The body count of mayors in the Philippines is going up as Duterte’s drug war rages on | Digital Asia
Digital Asia News Update
- Jes Aznar/Getty Images
- A Philippine mayor was killed on Wednesday as the number of officials killed under mysterious circumstances continues to rise since Duterte took office.
- 11 mayors and six vice mayors have been killed since June 2016.
- Many have been linked to Duterte’s war on drugs, which may have killed up to 20,000 people.
A Philippine mayor was shot dead on Wednesday as the number of officials killed under mysterious circumstances has risen to 11 since President Rodrigo Duterte took office in 2016.
Mariano Blanco, mayor of the town of Ronda in the Cebu province, was shot in his office at around 1:30 a.m. local time after four unidentified men broke in, Rappler reported, citing police officials.
Blanco had reportedly been sleeping in his office as precaution after being publicly named on Duterte’s massive list of officials tied to his crackdown on drugs.
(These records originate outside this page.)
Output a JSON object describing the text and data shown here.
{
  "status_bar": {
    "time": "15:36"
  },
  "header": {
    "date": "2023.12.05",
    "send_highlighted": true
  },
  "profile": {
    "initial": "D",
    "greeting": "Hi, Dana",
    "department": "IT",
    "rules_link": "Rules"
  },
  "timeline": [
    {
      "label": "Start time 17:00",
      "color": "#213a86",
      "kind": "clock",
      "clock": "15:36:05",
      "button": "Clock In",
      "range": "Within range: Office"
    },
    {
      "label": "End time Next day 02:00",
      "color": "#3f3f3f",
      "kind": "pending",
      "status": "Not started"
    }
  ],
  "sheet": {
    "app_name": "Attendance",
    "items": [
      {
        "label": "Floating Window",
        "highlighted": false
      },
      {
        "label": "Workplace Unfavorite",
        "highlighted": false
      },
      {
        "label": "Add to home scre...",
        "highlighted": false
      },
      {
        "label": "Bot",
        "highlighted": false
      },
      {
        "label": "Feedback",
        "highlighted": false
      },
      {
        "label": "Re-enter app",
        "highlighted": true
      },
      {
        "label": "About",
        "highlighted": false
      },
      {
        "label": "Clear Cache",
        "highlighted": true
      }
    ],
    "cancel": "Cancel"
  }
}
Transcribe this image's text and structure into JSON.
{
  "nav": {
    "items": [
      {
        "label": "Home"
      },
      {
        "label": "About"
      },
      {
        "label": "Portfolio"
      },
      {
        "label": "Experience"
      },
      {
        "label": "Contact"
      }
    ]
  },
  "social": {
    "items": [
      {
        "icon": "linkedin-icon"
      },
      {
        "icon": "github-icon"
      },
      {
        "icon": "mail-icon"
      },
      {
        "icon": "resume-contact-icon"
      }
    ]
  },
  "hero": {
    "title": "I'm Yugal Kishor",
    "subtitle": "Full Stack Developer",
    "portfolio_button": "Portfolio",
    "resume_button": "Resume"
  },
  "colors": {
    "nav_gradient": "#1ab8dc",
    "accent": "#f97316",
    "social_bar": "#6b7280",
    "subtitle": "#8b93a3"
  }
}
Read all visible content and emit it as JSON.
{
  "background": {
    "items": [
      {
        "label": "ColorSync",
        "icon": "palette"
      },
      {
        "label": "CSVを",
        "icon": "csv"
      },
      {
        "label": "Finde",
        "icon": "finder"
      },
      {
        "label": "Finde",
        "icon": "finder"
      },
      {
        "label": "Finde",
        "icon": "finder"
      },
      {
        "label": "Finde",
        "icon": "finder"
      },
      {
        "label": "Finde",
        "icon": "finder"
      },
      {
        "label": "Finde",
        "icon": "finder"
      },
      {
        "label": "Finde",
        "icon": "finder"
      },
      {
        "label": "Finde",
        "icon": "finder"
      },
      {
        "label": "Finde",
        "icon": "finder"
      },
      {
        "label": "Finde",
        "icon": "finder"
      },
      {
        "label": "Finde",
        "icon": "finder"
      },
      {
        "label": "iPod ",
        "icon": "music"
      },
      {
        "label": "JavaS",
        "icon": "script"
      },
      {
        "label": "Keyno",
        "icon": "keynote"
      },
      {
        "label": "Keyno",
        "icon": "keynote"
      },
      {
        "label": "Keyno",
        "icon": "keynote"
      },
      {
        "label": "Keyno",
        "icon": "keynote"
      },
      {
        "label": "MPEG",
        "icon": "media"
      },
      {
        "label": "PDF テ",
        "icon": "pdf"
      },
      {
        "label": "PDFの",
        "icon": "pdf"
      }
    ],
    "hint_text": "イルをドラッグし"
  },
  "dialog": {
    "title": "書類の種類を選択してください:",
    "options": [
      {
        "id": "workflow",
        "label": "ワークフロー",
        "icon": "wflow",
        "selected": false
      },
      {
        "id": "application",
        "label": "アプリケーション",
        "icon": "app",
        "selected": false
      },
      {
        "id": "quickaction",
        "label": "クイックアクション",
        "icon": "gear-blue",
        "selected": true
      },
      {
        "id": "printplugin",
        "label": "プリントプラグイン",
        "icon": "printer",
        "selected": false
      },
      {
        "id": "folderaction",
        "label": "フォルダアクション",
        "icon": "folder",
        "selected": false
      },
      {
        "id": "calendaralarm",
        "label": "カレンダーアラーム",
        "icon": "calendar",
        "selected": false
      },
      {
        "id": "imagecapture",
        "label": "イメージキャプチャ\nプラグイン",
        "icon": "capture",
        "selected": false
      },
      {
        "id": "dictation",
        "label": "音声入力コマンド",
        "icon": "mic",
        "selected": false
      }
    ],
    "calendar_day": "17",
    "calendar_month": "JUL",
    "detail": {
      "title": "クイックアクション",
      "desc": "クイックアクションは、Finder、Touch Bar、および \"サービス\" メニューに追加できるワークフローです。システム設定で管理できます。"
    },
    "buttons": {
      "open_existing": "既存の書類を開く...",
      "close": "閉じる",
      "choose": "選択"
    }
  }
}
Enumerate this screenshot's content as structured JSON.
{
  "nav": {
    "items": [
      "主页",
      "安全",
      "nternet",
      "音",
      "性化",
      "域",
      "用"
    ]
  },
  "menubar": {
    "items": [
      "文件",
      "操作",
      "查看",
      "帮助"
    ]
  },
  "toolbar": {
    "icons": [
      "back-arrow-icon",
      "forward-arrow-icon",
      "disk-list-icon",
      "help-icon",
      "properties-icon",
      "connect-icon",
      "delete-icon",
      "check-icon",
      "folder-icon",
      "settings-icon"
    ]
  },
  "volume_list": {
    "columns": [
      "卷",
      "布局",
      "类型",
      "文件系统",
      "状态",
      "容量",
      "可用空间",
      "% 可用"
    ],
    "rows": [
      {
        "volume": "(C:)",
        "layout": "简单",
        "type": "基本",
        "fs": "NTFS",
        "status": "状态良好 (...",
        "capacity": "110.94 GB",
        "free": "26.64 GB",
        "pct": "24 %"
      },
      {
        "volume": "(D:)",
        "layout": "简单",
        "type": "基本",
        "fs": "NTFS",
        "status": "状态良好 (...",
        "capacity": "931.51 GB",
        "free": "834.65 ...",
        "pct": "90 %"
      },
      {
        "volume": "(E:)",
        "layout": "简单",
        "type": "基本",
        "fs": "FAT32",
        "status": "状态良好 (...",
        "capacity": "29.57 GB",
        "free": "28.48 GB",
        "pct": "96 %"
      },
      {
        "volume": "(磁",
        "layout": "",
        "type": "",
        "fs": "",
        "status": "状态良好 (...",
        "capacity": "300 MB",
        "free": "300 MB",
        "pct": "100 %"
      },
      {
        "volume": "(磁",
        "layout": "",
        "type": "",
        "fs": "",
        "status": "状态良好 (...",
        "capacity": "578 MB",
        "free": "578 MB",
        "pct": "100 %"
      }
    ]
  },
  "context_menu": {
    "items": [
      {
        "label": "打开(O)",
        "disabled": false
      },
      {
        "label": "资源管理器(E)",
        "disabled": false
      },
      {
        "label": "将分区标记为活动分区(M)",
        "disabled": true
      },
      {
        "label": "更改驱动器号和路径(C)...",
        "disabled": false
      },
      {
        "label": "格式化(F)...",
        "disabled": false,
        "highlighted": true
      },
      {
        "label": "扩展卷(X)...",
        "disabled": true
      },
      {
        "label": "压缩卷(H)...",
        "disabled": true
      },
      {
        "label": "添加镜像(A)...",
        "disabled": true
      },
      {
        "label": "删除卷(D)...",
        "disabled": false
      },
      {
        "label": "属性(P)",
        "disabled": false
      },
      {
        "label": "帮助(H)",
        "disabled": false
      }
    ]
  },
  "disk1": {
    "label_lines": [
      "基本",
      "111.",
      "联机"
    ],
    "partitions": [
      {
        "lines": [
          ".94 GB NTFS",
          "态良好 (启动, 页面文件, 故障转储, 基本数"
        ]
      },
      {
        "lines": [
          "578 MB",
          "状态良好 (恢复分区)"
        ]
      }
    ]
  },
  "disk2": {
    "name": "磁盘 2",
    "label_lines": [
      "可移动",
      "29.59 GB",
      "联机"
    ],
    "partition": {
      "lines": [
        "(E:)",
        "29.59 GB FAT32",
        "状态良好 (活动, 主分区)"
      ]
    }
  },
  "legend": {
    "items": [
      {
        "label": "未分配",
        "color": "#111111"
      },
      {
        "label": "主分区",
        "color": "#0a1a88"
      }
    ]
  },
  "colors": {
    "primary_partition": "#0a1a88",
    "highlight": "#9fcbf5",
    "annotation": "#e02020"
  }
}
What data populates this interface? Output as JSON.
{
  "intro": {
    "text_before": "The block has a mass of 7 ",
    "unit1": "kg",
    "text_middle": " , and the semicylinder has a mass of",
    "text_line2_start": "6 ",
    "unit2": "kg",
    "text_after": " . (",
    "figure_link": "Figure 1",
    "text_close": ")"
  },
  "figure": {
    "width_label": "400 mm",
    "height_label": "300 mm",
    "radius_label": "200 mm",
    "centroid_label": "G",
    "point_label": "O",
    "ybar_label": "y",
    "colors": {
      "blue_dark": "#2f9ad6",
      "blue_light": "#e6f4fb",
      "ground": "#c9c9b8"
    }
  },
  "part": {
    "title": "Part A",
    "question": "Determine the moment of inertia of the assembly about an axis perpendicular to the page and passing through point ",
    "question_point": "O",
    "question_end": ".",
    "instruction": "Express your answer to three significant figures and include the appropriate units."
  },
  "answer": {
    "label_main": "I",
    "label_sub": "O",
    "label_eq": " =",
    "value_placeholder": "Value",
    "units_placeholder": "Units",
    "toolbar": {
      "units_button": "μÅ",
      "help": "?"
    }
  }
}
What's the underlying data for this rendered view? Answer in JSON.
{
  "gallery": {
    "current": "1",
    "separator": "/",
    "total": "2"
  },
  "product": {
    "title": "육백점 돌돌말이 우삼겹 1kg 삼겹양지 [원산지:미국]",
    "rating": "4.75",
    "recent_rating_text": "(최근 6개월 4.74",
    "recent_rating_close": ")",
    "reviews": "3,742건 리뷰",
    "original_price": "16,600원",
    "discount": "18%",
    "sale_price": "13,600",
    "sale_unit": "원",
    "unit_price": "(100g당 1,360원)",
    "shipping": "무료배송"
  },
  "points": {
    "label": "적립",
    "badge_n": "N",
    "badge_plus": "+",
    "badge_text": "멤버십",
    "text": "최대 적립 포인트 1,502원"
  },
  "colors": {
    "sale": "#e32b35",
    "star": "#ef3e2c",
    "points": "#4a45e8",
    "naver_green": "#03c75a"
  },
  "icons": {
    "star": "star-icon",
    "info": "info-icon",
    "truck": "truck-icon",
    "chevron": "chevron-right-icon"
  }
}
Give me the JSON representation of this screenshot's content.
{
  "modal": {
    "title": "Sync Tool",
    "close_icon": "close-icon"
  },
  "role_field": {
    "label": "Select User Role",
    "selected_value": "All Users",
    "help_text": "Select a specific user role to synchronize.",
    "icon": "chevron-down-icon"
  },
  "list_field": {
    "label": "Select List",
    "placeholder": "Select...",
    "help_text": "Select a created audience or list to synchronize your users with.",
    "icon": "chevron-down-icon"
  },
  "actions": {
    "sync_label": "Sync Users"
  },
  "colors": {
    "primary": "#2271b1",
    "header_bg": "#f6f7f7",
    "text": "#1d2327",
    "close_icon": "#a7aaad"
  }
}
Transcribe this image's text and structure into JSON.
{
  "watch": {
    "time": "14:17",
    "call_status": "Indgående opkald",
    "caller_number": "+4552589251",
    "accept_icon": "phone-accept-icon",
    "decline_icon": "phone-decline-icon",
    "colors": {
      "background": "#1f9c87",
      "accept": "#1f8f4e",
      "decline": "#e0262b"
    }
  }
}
Official estimates put the death toll from Duterte’s drug war at 4,729, though rights groups estimate the actual number could be as high as 20,000.
Police said the investigation into Blanco’s death is ongoing and they have not identified any suspects or potential motive.
Blanco’s death marks the 11th mayor killed since Duterte took office in June 2016. Six vice mayors have also been murdered in the same time frame, and many have been linked to Duterte’s brutal drug crackdown.
In February, his vice mayor and nephew Jonah John Ungab was killed by unknown gunmen after attending a court hearing for his client, a suspected drug lord, in Cebu city.
In July, two mayors from different provinces were killed within two days on one another. The murder of Tanauan City Mayor Antonio Halili by sniper during a flag-raising ceremony on July 2 was captured on camera, and caused mass panic. Halili was widely known for parading drug suspects on “walks of shame,” but was later accused by Duterte of being linked to the drug trade himself.
Police have said that some of the killings may have been politically motivated.
In June, Duterte stoked political tensions and publicly joked about vice mayors overthrowing their bosses.
“The earlier you do away with your mayor, the earlier you become the mayor also,” Duterte said in the province of Bohol, where two mayors have been shot and killed within the past two years.
Rights groups have claimed that Duterte is assassinating his political opponents under the guise of his deadly war on drugs. Carlos Conde, Philippines researcher for Human Rights Watch, said that the uptick in the number of mayors killed has instilled fear in “politicians, especially in the provinces, who are then forced to toe Duterte’s line,” Time magazine reported.
In 2016, a self-described hit man told The New York Times that Duterte presided over the extrajudicial killings of nearly 1,000 criminal suspects and political opponents before becoming president. Duterte reportedly ordered some of the killings by a vigilante group called the Davao Death Quad, and is said to have shot and killed an agent of the National Bureau of Investigation himself.
Duterte has doubled down on his crackdown of dissent, calling for the arrests of political opponents and protesters who appear to question his policies.
Philippine Senator Antonio Trillanes IV, a longtime critic of Duterte, is currently holed up inside the Senate building amid calls by Duterte for his arrest.